Third time lucky! I am off to Dublin tomorrow to the Mansion House to join the celebrations of the Restaurant of the Year Awards 2007 organised by the Food & Wine Magazine; should be great fun and I see that it is sponsored by Edward Dillon & Co who I worked for many many years ago on their wine side in Mountjoy Square – ahh what memories!!

However, 3rd time lucky with what! Transport. I had planned to travel up sleepily with Irish Rail, but all the seats are sold out on the morning trains – All Ireland Semi Finals – should have known bettter.  So off to Ryanair to find flights fine and times fine but price definitely not; I admire free enterprise and what Michael O’Leary has done, but there are times when I see profiteering for profiteering sake, but then I guess supply and demand rules. Thankfully Aer Arann don’t have that degree of flexibility to change prices to respond to market forces, so off to Dublin with Aer Arann – and I’m looking forward to it.

So an early start in the morning; have to leave home by 6.00am, arrive Cork |Airport around 7.00am and land Dublin 8.55am. Guess it beats driving, but the train would have been better!

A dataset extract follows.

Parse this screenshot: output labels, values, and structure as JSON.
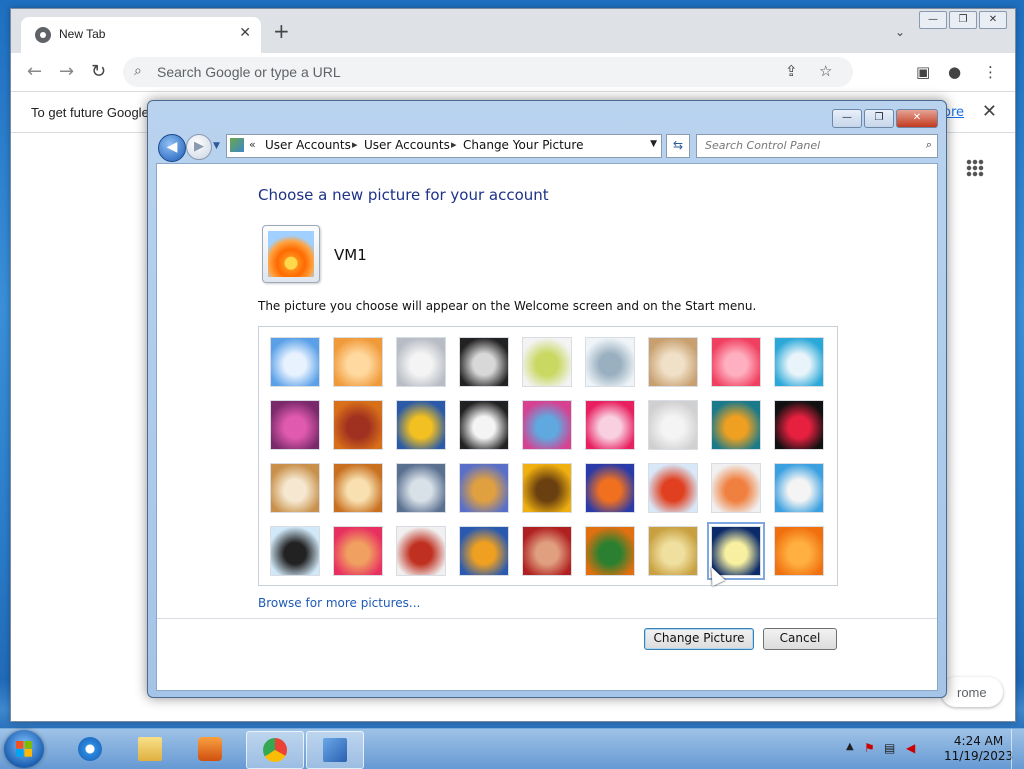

[tags] Food & Wine Magazine, Edward Dillon, Ryanair, Irish Rail, Aer Arann, Michael O’Leary, Mountjoy Square, The Mansion House, Restaurant of the year awards[/tags]